process.Learn the important roles of visibility and consistency in packaging design.Explore the differences between mass-market and prestige packaging design.Redesign a mass-market package as a prestige brand.
Entering the Third DimensionWhats in your brimming design portfolio so far? If youre like many graphic design students, youdoubtless have a stack of two-dimensional work: logos, posters, print layouts, and maybe a few Websites. Projects like these are just great for developing your design skills. Concentrating on one page,one canvas, can help you focus on the fundamentalscolor, typography, composition, and so on.Now while these projects are all very essential and no doubt excellent, they all have one thing incommon: they are two-dimensional.Packaging design adds the dimension of depth. To design product packaging properly, you must learnto visualize a package in three dimensions.
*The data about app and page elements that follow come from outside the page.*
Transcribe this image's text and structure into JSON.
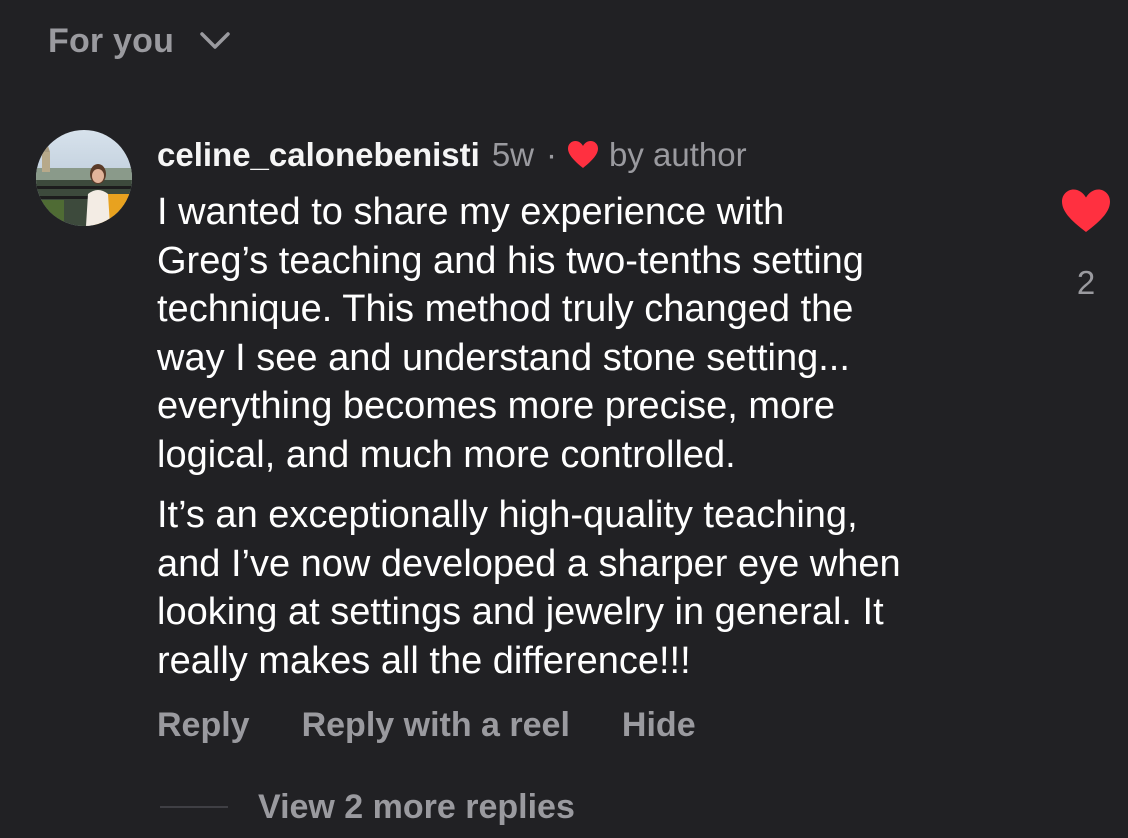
{
  "sort": {
    "label": "For you",
    "icon": "chevron-down-icon"
  },
  "comment": {
    "username": "celine_calonebenisti",
    "time": "5w",
    "separator": "·",
    "liked_by_author_label": "by author",
    "paragraphs": [
      [
        "I wanted to share my experience with",
        "Greg’s teaching and his two-tenths setting",
        "technique. This method truly changed the",
        "way I see and understand stone setting...",
        "everything becomes more precise, more",
        "logical, and much more controlled."
      ],
      [
        "It’s an exceptionally high-quality teaching,",
        "and I’ve now developed a sharper eye when",
        "looking at settings and jewelry in general. It",
        "really makes all the difference!!!"
      ]
    ],
    "actions": {
      "reply": "Reply",
      "reply_with_reel": "Reply with a reel",
      "hide": "Hide"
    },
    "like_count": "2",
    "view_replies": "View 2 more replies"
  },
  "colors": {
    "background": "#212124",
    "muted_text": "#9a9a9f",
    "heart_red": "#ff3040"
  },
  "icons": {
    "author_heart": "heart-filled-icon",
    "like": "heart-filled-icon"
  }
}
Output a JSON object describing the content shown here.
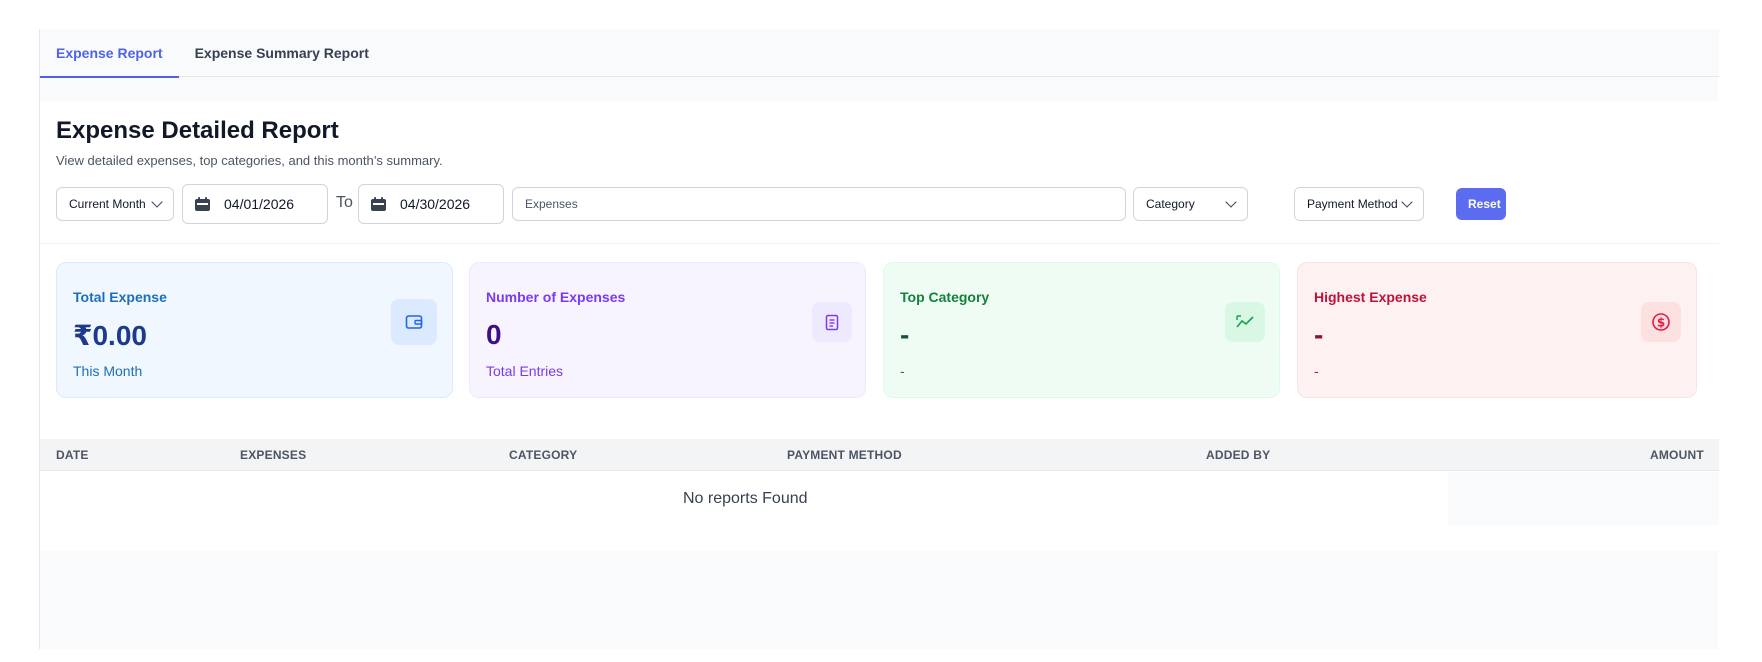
{
  "tabs": [
    {
      "label": "Expense Report",
      "active": true
    },
    {
      "label": "Expense Summary Report",
      "active": false
    }
  ],
  "header": {
    "title": "Expense Detailed Report",
    "subtitle": "View detailed expenses, top categories, and this month’s summary."
  },
  "filters": {
    "period": "Current Month",
    "from_date": "04/01/2026",
    "to_label": "To",
    "to_date": "04/30/2026",
    "search_placeholder": "Expenses",
    "category": "Category",
    "payment_method": "Payment Method",
    "reset_label": "Reset"
  },
  "cards": [
    {
      "label": "Total Expense",
      "value": "₹0.00",
      "sub": "This Month",
      "icon": "wallet-icon",
      "color": "#1d6fb8"
    },
    {
      "label": "Number of Expenses",
      "value": "0",
      "sub": "Total Entries",
      "icon": "receipt-icon",
      "color": "#7c3aed"
    },
    {
      "label": "Top Category",
      "value": "-",
      "sub": "-",
      "icon": "trend-icon",
      "color": "#15803d"
    },
    {
      "label": "Highest Expense",
      "value": "-",
      "sub": "-",
      "icon": "dollar-icon",
      "color": "#be123c"
    }
  ],
  "table": {
    "columns": [
      "DATE",
      "EXPENSES",
      "CATEGORY",
      "PAYMENT METHOD",
      "ADDED BY",
      "AMOUNT"
    ],
    "empty_message": "No reports Found"
  },
  "accent": "#5b6cf0"
}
You must be able to see how a package will look fromdifferent angles, up close and at a distance, and stacked alongside its competitors. You must discoverin yourself a knack for handling materials, and target your audience like a laser.Figure 10.2. An initial design for Aveda Blue Oil, by Steam Design Group, shows the challenge: designing each panel and visualizing how it will look in three dimensions. A high-end cosmetics package must convey affordable luxury in its design.
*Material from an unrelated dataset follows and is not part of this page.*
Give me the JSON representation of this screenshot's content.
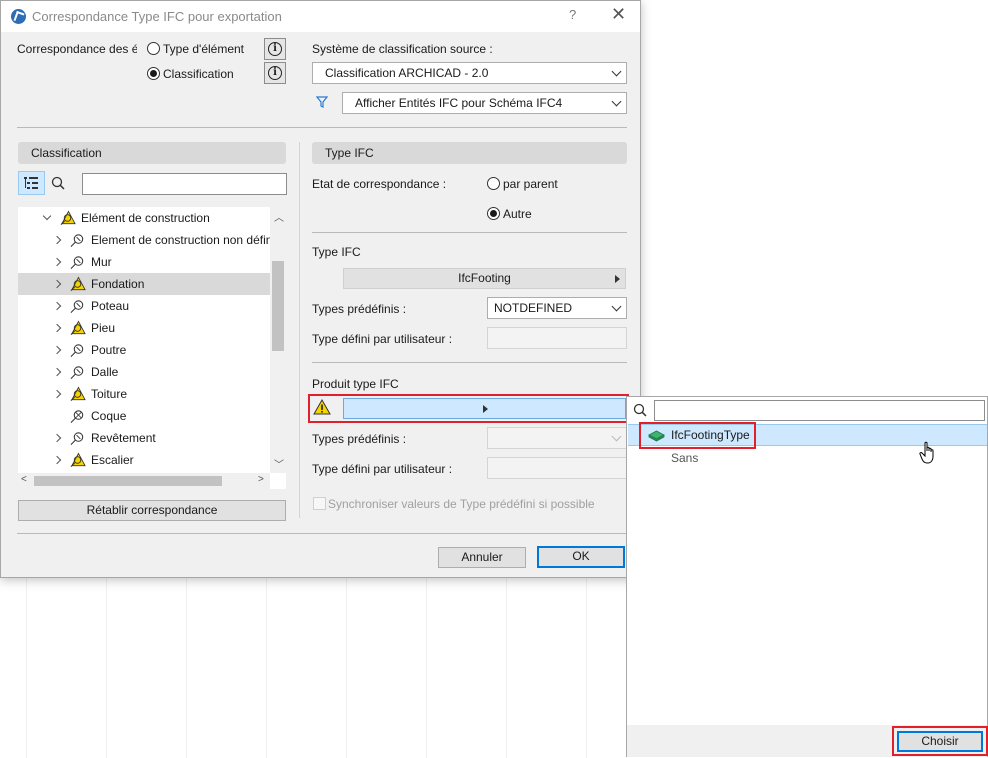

Compared with two-dimensional design, packaging design affords more room for creativity (good)and more challenges (also good). Every design technique youve learned designing for pages can beapplied to each surface on a product package. But your work must also pass a very powerful test. Itmust attract the eye in a sea of products, create a perception of value and/or quality, and,ultimately, persuade the customer to purchase the product.Phew! Were designing the little carton that could.
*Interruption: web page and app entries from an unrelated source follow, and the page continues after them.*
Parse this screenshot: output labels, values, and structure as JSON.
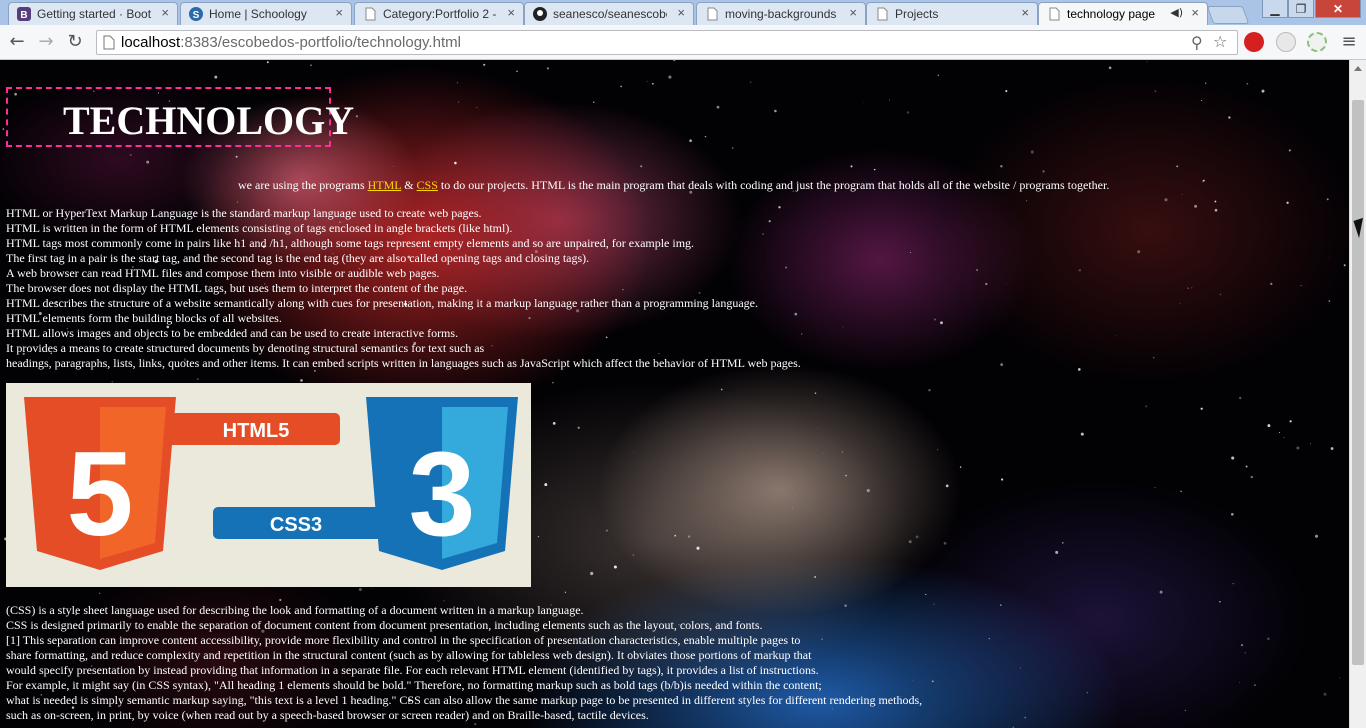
{
  "browser": {
    "tabs": [
      {
        "label": "Getting started · Boots",
        "icon": "bootstrap-icon",
        "icon_color": "#563d7c"
      },
      {
        "label": "Home | Schoology",
        "icon": "schoology-icon",
        "icon_color": "#2b6aa8"
      },
      {
        "label": "Category:Portfolio 2 -",
        "icon": "page-icon",
        "icon_color": "#888888"
      },
      {
        "label": "seanesco/seanescobe",
        "icon": "github-icon",
        "icon_color": "#222222"
      },
      {
        "label": "moving-backgrounds",
        "icon": "page-icon",
        "icon_color": "#888888"
      },
      {
        "label": "Projects",
        "icon": "page-icon",
        "icon_color": "#888888"
      },
      {
        "label": "technology page",
        "icon": "page-icon",
        "icon_color": "#888888",
        "active": true,
        "audio": "speaker-icon"
      }
    ],
    "url_host": "localhost",
    "url_rest": ":8383/escobedos-portfolio/technology.html",
    "window_controls": [
      "minimize",
      "maximize",
      "close"
    ]
  },
  "page": {
    "title": "TECHNOLOGY",
    "intro": {
      "before": "we are using the programs ",
      "link1": "HTML",
      "middle": " & ",
      "link2": "CSS",
      "after": " to do our projects. HTML is the main program that deals with coding and just the program that holds all of the website / programs together."
    },
    "html_paragraph": [
      "HTML or HyperText Markup Language is the standard markup language used to create web pages.",
      "HTML is written in the form of HTML elements consisting of tags enclosed in angle brackets (like html).",
      "HTML tags most commonly come in pairs like h1 and /h1, although some tags represent empty elements and so are unpaired, for example img.",
      "The first tag in a pair is the start tag, and the second tag is the end tag (they are also called opening tags and closing tags).",
      "A web browser can read HTML files and compose them into visible or audible web pages.",
      "The browser does not display the HTML tags, but uses them to interpret the content of the page.",
      "HTML describes the structure of a website semantically along with cues for presentation, making it a markup language rather than a programming language.",
      "HTML elements form the building blocks of all websites.",
      "HTML allows images and objects to be embedded and can be used to create interactive forms.",
      "It provides a means to create structured documents by denoting structural semantics for text such as",
      "headings, paragraphs, lists, links, quotes and other items. It can embed scripts written in languages such as JavaScript which affect the behavior of HTML web pages."
    ],
    "logo_image": {
      "html5_label": "HTML5",
      "css3_label": "CSS3",
      "html5_digit": "5",
      "css3_digit": "3",
      "html5_color": "#e44d26",
      "css3_color": "#1572b6"
    },
    "css_paragraph": [
      "(CSS) is a style sheet language used for describing the look and formatting of a document written in a markup language.",
      "CSS is designed primarily to enable the separation of document content from document presentation, including elements such as the layout, colors, and fonts.",
      "[1] This separation can improve content accessibility, provide more flexibility and control in the specification of presentation characteristics, enable multiple pages to",
      "share formatting, and reduce complexity and repetition in the structural content (such as by allowing for tableless web design). It obviates those portions of markup that",
      "would specify presentation by instead providing that information in a separate file. For each relevant HTML element (identified by tags), it provides a list of instructions.",
      "For example, it might say (in CSS syntax), \"All heading 1 elements should be bold.\" Therefore, no formatting markup such as bold tags (b/b)is needed within the content;",
      "what is needed is simply semantic markup saying, \"this text is a level 1 heading.\" CSS can also allow the same markup page to be presented in different styles for different rendering methods,",
      "such as on-screen, in print, by voice (when read out by a speech-based browser or screen reader) and on Braille-based, tactile devices."
    ],
    "colors": {
      "title_border": "#ff2d9a",
      "link": "#ffd700",
      "text": "#ffffff"
    }
  }
}
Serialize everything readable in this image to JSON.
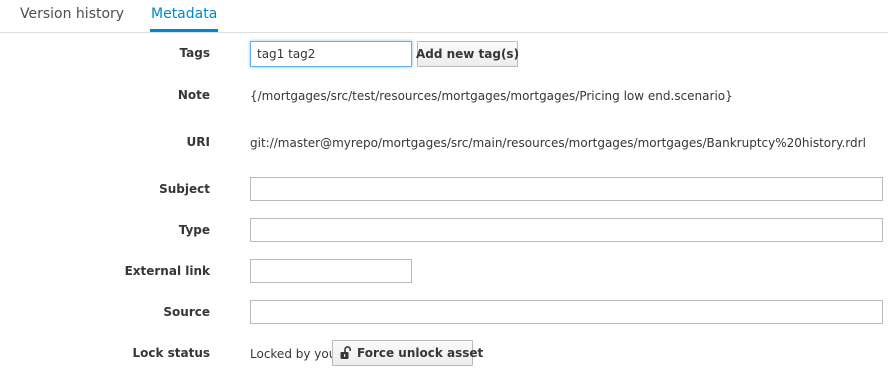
{
  "tabs": [
    {
      "label": "Version history",
      "active": false
    },
    {
      "label": "Metadata",
      "active": true
    }
  ],
  "colors": {
    "accent": "#0088ce",
    "border": "#bababa",
    "focus": "#66afe9"
  },
  "metadata": {
    "tags": {
      "label": "Tags",
      "value": "tag1 tag2",
      "button_label": "Add new tag(s)"
    },
    "note": {
      "label": "Note",
      "value": "{/mortgages/src/test/resources/mortgages/mortgages/Pricing low end.scenario}"
    },
    "uri": {
      "label": "URI",
      "value": "git://master@myrepo/mortgages/src/main/resources/mortgages/mortgages/Bankruptcy%20history.rdrl"
    },
    "subject": {
      "label": "Subject",
      "value": ""
    },
    "type": {
      "label": "Type",
      "value": ""
    },
    "external_link": {
      "label": "External link",
      "value": ""
    },
    "source": {
      "label": "Source",
      "value": ""
    },
    "lock_status": {
      "label": "Lock status",
      "value": "Locked by you",
      "button_label": "Force unlock asset",
      "icon": "unlock-icon"
    }
  }
}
Types of 3D PackagesEach manufacturing industry has its own traditional and legal requirements for the display ofinformation. For the most part, product information must be shown on the front of your container.But the rest is total design freedom, limited only by the clients budget. In most professionalsituations, you are given the container dimensions up front, so you are free to concentrate only ondesign.Lets begin by examining some of the types of packaging you might be asked to work on as apackaging designer and discuss how best to visualize them from a design perspective.Folding CartonsThe folding carton is the most common and versatile form of packaging. A basic carton is constructedfrom a flat art design with six panels that fold together into a box. Designing some six-sided pieces isa great way to begin your packaging portfolio. It might appear simple, but its actually a challenge,and it will give you a good foundation for pitching a packaging design project to a client or designingfor some more esoteric shapes later on.Two aspects of a carton design require very careful attention: the design of each individual panel,and the interaction of the different panels in the overall carton design. You can see both areasbeautifully executed in these folding cartons created by Landor Associates for the Coleman Company.Figure 10.3. Eeek! With this Coleman Exponent package, the eye is drawn by photos of bugs then seduced by the clever use of each panel.